In the summer of 1981, many of us were immersed in the frenzy surrounding Lady Diana and Prince Charles’ royal wedding. Of particular interest was the speculation as to which designer would have the opportunity to design the dress for the wedding of the century. Publications like Women’s Wear Daily proclaimed they had the inside track, and even published an illustration of Diana’s dress that was completely different from what became the most famous of all wedding dresses.
On the day of the royal nuptials, with over 750 million people watching, Lady Diana arrived at St. Paul’s Cathedral in a glass carriage right out of a fairy tale. Unfortunately, the carriage was too small for Diana, her father and the dress. It seemed as if Diana exploded out of the carriage in a dress made of silk taffeta with exaggerated puffed sleeves, an embellished V-neckline, decorated lace, hand embroidery, sequins, 10,000 pearls and a 25-foot train. The chosen designers were Elizabeth and David Emanuel, who began their relationship with Diana with a romantic, high collared blouse she wore for a Vogue magazine photo shoot. They were also responsible for the daring black strapless dress Diana wore for her first public event after the couple announced their engagement. It caused an international stir with its revealing neckline.
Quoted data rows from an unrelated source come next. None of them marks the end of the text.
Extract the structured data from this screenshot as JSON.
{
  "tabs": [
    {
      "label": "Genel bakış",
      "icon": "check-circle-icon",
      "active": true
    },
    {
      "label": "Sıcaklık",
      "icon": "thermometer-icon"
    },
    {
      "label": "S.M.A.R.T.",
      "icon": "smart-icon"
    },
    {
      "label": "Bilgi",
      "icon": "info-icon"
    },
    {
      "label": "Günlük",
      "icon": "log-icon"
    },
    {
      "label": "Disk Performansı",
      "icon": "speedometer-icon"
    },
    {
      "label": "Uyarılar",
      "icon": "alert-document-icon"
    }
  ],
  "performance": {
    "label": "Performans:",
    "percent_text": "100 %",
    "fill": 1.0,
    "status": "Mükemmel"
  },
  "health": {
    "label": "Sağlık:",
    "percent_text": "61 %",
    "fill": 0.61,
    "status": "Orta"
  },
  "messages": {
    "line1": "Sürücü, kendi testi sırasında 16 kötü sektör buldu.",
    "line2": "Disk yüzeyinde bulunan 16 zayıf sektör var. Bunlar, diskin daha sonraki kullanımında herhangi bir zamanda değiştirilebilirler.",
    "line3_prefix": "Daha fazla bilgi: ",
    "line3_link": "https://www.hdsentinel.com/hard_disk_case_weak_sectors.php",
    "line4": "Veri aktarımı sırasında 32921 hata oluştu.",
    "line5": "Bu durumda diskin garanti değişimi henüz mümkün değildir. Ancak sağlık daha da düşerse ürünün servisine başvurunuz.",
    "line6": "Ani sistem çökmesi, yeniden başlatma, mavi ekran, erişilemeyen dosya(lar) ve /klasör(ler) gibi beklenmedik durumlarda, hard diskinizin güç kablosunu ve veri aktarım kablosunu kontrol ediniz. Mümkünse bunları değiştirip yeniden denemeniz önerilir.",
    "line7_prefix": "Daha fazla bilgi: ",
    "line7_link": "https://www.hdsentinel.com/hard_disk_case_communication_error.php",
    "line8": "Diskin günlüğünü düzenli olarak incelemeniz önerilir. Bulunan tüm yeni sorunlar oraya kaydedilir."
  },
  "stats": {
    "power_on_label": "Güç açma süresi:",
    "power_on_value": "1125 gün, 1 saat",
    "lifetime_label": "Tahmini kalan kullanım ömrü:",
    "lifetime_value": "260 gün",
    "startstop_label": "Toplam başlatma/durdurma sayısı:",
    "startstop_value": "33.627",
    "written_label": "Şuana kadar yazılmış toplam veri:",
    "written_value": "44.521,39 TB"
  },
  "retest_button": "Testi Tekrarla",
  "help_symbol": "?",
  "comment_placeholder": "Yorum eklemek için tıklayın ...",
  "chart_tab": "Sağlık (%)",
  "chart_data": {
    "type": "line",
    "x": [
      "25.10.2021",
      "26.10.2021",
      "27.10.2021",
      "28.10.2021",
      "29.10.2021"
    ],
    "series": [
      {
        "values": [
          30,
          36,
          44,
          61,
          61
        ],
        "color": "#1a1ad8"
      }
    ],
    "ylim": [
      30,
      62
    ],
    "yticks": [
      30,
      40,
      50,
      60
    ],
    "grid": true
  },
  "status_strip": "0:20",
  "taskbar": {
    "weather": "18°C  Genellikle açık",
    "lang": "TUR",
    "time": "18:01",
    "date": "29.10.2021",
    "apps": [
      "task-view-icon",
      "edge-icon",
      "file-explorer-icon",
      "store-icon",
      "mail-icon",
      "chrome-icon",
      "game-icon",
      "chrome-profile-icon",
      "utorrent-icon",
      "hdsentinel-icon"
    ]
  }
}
From the moment of the wedding, Princess Diana became the most photographed woman in the world, and a fashion icon. Diana’s hairstyle was copied for decades, from her Shy Di layered bangs to the more sophisticated styles she wore in the 90’s. Her hats rejuvenated the millinery business worldwide. The glamorous dresses she wore for royal events were covered on a daily basis by newspapers and fashion magazines. She earned the title “The People’s Princess" with her dedication to charitable causes, and her knack of getting the press to cover her appearances. We not only connected with her style, but followed her life full of joy and sorrow, and watched with tears on the day of her funeral.
While visiting London and Kensington Palace in 1993, I was able to see the famous dress up-close and personal. What struck me was that with all of its volume and over-the-top detail, it suited the 20-year old nursery school teacher. Her request to the Emanuels was to design a dress for a fairy tale Princess; and as she walked the aisle of St. Paul’s, all eyes were on Diana Princess of Wales.
On April 29, 2011, almost 30 years after the royal wedding of the century, Diana’s son William will marry Kate Middleton at Westminster Abbey. There is much chatter about whom Kate will choose to design her dress. Press speculation has covered almost every major British designer, from John Galliano to Stella McCartney, and even Victoria Beckham. The odds favorite seems to be Bruce Oldfield, who ironically was one of Diana’s favorite designers.
Judging from Kate Middleton’s style, it seems that whoever does the designing, Kate will have much to say about what could become the second most famous wedding gown in the world. I’ll have my alarm clock set for the 3am wakeup call so that I don’t miss a single minute of history and fashion in the making.